▶ [Data supplied]:
■ ■ ■ ■ ■
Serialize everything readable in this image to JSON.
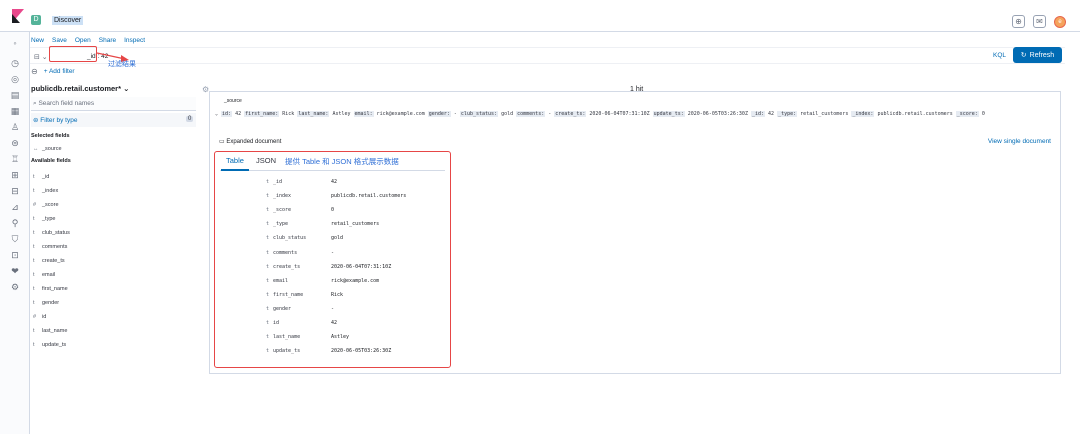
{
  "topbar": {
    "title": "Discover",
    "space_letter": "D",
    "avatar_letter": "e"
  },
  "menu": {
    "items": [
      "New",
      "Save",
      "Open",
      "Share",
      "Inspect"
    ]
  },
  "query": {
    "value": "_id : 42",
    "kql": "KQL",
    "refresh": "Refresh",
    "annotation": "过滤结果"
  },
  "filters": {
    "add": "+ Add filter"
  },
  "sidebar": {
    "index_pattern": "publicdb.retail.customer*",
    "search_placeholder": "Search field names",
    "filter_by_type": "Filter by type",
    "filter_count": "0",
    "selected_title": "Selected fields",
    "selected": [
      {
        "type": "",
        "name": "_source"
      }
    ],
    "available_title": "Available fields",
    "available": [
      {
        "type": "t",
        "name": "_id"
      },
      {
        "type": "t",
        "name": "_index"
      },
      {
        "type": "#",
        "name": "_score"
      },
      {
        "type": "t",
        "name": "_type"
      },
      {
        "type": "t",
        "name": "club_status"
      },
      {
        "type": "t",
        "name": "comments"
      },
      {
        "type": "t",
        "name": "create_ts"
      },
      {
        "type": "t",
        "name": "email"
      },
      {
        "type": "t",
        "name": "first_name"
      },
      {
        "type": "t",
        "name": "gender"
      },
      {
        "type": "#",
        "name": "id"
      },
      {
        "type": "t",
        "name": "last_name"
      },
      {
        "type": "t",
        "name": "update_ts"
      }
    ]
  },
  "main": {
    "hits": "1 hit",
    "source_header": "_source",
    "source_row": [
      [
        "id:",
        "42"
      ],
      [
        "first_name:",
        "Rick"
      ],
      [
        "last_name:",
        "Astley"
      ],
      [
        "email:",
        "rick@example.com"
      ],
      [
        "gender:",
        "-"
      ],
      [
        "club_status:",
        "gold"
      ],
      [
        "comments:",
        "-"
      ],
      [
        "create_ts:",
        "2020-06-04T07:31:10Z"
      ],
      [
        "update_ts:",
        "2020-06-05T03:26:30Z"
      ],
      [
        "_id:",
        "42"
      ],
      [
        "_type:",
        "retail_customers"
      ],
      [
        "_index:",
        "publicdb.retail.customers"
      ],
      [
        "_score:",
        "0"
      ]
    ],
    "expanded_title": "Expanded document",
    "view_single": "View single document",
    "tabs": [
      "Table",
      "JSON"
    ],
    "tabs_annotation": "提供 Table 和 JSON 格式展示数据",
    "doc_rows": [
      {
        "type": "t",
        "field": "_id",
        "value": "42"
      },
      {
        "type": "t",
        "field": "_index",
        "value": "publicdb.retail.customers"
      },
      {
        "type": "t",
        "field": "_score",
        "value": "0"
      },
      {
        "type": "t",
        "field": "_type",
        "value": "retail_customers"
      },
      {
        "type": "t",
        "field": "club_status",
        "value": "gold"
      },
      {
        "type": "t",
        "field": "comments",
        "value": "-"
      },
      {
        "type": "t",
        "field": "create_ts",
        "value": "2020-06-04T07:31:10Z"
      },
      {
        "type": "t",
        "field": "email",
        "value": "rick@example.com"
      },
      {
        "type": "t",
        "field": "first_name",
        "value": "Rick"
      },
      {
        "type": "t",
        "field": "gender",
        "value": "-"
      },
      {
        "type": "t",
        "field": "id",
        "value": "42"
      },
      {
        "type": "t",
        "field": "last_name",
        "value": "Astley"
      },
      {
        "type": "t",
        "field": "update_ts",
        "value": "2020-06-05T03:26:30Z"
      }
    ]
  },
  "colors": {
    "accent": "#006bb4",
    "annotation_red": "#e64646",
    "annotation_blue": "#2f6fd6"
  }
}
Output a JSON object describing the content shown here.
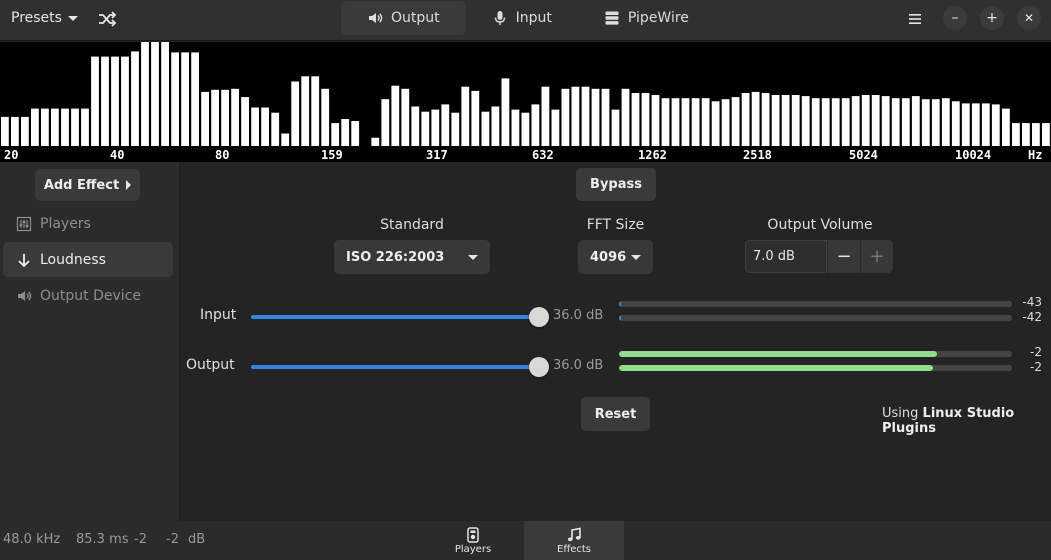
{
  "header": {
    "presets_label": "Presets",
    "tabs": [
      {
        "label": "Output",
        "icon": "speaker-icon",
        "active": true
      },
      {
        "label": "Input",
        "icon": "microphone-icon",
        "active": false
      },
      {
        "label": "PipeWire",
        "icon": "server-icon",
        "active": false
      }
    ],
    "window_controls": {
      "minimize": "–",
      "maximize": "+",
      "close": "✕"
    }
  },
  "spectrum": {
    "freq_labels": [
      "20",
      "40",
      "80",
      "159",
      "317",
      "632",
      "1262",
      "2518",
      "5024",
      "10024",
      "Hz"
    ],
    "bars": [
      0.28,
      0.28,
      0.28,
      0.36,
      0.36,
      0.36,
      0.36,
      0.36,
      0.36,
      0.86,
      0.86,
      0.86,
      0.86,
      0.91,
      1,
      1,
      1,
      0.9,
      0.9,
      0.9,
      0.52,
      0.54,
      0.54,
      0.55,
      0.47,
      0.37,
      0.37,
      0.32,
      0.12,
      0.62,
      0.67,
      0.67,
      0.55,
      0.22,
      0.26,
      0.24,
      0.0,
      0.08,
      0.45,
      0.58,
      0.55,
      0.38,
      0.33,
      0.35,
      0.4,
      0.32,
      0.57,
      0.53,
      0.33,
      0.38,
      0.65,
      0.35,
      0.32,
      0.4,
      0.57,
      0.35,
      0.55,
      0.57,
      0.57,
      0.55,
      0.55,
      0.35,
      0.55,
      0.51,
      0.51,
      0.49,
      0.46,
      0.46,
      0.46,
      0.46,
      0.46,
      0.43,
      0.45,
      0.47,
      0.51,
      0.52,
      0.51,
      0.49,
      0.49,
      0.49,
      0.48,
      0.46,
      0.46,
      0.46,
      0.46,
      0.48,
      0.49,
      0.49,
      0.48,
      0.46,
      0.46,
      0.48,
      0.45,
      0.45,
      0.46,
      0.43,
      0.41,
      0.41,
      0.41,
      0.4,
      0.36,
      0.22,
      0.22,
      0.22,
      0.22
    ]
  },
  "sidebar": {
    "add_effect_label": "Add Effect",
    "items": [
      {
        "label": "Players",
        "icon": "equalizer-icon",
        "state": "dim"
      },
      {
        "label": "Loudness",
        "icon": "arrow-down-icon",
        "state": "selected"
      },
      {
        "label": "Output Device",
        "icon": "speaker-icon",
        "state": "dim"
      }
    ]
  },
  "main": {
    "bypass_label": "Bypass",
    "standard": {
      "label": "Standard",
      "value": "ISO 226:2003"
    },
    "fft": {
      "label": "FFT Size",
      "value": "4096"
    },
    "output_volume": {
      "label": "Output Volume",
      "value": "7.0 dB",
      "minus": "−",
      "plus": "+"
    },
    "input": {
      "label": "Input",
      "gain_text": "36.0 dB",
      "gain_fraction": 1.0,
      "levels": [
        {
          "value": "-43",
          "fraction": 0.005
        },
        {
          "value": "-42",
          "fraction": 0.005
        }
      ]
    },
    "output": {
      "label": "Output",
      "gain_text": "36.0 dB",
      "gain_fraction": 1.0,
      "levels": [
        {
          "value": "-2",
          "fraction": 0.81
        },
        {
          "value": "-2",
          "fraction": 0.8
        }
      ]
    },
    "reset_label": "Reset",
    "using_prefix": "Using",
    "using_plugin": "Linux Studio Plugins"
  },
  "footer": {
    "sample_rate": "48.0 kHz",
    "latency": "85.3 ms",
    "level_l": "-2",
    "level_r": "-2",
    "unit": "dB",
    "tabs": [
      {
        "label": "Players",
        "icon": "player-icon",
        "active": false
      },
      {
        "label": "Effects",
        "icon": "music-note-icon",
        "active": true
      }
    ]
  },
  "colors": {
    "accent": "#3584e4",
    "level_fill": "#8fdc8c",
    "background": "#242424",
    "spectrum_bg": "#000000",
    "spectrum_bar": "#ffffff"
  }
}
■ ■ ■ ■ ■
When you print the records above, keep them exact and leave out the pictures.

Serialize everything readable in this image to JSON.
{
  "topbar": {
    "title": "Discover",
    "space_letter": "D",
    "avatar_letter": "e"
  },
  "menu": {
    "items": [
      "New",
      "Save",
      "Open",
      "Share",
      "Inspect"
    ]
  },
  "query": {
    "value": "_id : 42",
    "kql": "KQL",
    "refresh": "Refresh",
    "annotation": "过滤结果"
  },
  "filters": {
    "add": "+ Add filter"
  },
  "sidebar": {
    "index_pattern": "publicdb.retail.customer*",
    "search_placeholder": "Search field names",
    "filter_by_type": "Filter by type",
    "filter_count": "0",
    "selected_title": "Selected fields",
    "selected": [
      {
        "type": "",
        "name": "_source"
      }
    ],
    "available_title": "Available fields",
    "available": [
      {
        "type": "t",
        "name": "_id"
      },
      {
        "type": "t",
        "name": "_index"
      },
      {
        "type": "#",
        "name": "_score"
      },
      {
        "type": "t",
        "name": "_type"
      },
      {
        "type": "t",
        "name": "club_status"
      },
      {
        "type": "t",
        "name": "comments"
      },
      {
        "type": "t",
        "name": "create_ts"
      },
      {
        "type": "t",
        "name": "email"
      },
      {
        "type": "t",
        "name": "first_name"
      },
      {
        "type": "t",
        "name": "gender"
      },
      {
        "type": "#",
        "name": "id"
      },
      {
        "type": "t",
        "name": "last_name"
      },
      {
        "type": "t",
        "name": "update_ts"
      }
    ]
  },
  "main": {
    "hits": "1 hit",
    "source_header": "_source",
    "source_row": [
      [
        "id:",
        "42"
      ],
      [
        "first_name:",
        "Rick"
      ],
      [
        "last_name:",
        "Astley"
      ],
      [
        "email:",
        "rick@example.com"
      ],
      [
        "gender:",
        "-"
      ],
      [
        "club_status:",
        "gold"
      ],
      [
        "comments:",
        "-"
      ],
      [
        "create_ts:",
        "2020-06-04T07:31:10Z"
      ],
      [
        "update_ts:",
        "2020-06-05T03:26:30Z"
      ],
      [
        "_id:",
        "42"
      ],
      [
        "_type:",
        "retail_customers"
      ],
      [
        "_index:",
        "publicdb.retail.customers"
      ],
      [
        "_score:",
        "0"
      ]
    ],
    "expanded_title": "Expanded document",
    "view_single": "View single document",
    "tabs": [
      "Table",
      "JSON"
    ],
    "tabs_annotation": "提供 Table 和 JSON 格式展示数据",
    "doc_rows": [
      {
        "type": "t",
        "field": "_id",
        "value": "42"
      },
      {
        "type": "t",
        "field": "_index",
        "value": "publicdb.retail.customers"
      },
      {
        "type": "t",
        "field": "_score",
        "value": "0"
      },
      {
        "type": "t",
        "field": "_type",
        "value": "retail_customers"
      },
      {
        "type": "t",
        "field": "club_status",
        "value": "gold"
      },
      {
        "type": "t",
        "field": "comments",
        "value": "-"
      },
      {
        "type": "t",
        "field": "create_ts",
        "value": "2020-06-04T07:31:10Z"
      },
      {
        "type": "t",
        "field": "email",
        "value": "rick@example.com"
      },
      {
        "type": "t",
        "field": "first_name",
        "value": "Rick"
      },
      {
        "type": "t",
        "field": "gender",
        "value": "-"
      },
      {
        "type": "t",
        "field": "id",
        "value": "42"
      },
      {
        "type": "t",
        "field": "last_name",
        "value": "Astley"
      },
      {
        "type": "t",
        "field": "update_ts",
        "value": "2020-06-05T03:26:30Z"
      }
    ]
  },
  "colors": {
    "accent": "#006bb4",
    "annotation_red": "#e64646",
    "annotation_blue": "#2f6fd6"
  }
}
Output a JSON object describing the content shown here.
{
  "header": {
    "presets_label": "Presets",
    "tabs": [
      {
        "label": "Output",
        "icon": "speaker-icon",
        "active": true
      },
      {
        "label": "Input",
        "icon": "microphone-icon",
        "active": false
      },
      {
        "label": "PipeWire",
        "icon": "server-icon",
        "active": false
      }
    ],
    "window_controls": {
      "minimize": "–",
      "maximize": "+",
      "close": "✕"
    }
  },
  "spectrum": {
    "freq_labels": [
      "20",
      "40",
      "80",
      "159",
      "317",
      "632",
      "1262",
      "2518",
      "5024",
      "10024",
      "Hz"
    ],
    "bars": [
      0.28,
      0.28,
      0.28,
      0.36,
      0.36,
      0.36,
      0.36,
      0.36,
      0.36,
      0.86,
      0.86,
      0.86,
      0.86,
      0.91,
      1,
      1,
      1,
      0.9,
      0.9,
      0.9,
      0.52,
      0.54,
      0.54,
      0.55,
      0.47,
      0.37,
      0.37,
      0.32,
      0.12,
      0.62,
      0.67,
      0.67,
      0.55,
      0.22,
      0.26,
      0.24,
      0.0,
      0.08,
      0.45,
      0.58,
      0.55,
      0.38,
      0.33,
      0.35,
      0.4,
      0.32,
      0.57,
      0.53,
      0.33,
      0.38,
      0.65,
      0.35,
      0.32,
      0.4,
      0.57,
      0.35,
      0.55,
      0.57,
      0.57,
      0.55,
      0.55,
      0.35,
      0.55,
      0.51,
      0.51,
      0.49,
      0.46,
      0.46,
      0.46,
      0.46,
      0.46,
      0.43,
      0.45,
      0.47,
      0.51,
      0.52,
      0.51,
      0.49,
      0.49,
      0.49,
      0.48,
      0.46,
      0.46,
      0.46,
      0.46,
      0.48,
      0.49,
      0.49,
      0.48,
      0.46,
      0.46,
      0.48,
      0.45,
      0.45,
      0.46,
      0.43,
      0.41,
      0.41,
      0.41,
      0.4,
      0.36,
      0.22,
      0.22,
      0.22,
      0.22
    ]
  },
  "sidebar": {
    "add_effect_label": "Add Effect",
    "items": [
      {
        "label": "Players",
        "icon": "equalizer-icon",
        "state": "dim"
      },
      {
        "label": "Loudness",
        "icon": "arrow-down-icon",
        "state": "selected"
      },
      {
        "label": "Output Device",
        "icon": "speaker-icon",
        "state": "dim"
      }
    ]
  },
  "main": {
    "bypass_label": "Bypass",
    "standard": {
      "label": "Standard",
      "value": "ISO 226:2003"
    },
    "fft": {
      "label": "FFT Size",
      "value": "4096"
    },
    "output_volume": {
      "label": "Output Volume",
      "value": "7.0 dB",
      "minus": "−",
      "plus": "+"
    },
    "input": {
      "label": "Input",
      "gain_text": "36.0 dB",
      "gain_fraction": 1.0,
      "levels": [
        {
          "value": "-43",
          "fraction": 0.005
        },
        {
          "value": "-42",
          "fraction": 0.005
        }
      ]
    },
    "output": {
      "label": "Output",
      "gain_text": "36.0 dB",
      "gain_fraction": 1.0,
      "levels": [
        {
          "value": "-2",
          "fraction": 0.81
        },
        {
          "value": "-2",
          "fraction": 0.8
        }
      ]
    },
    "reset_label": "Reset",
    "using_prefix": "Using",
    "using_plugin": "Linux Studio Plugins"
  },
  "footer": {
    "sample_rate": "48.0 kHz",
    "latency": "85.3 ms",
    "level_l": "-2",
    "level_r": "-2",
    "unit": "dB",
    "tabs": [
      {
        "label": "Players",
        "icon": "player-icon",
        "active": false
      },
      {
        "label": "Effects",
        "icon": "music-note-icon",
        "active": true
      }
    ]
  },
  "colors": {
    "accent": "#3584e4",
    "level_fill": "#8fdc8c",
    "background": "#242424",
    "spectrum_bg": "#000000",
    "spectrum_bar": "#ffffff"
  }
}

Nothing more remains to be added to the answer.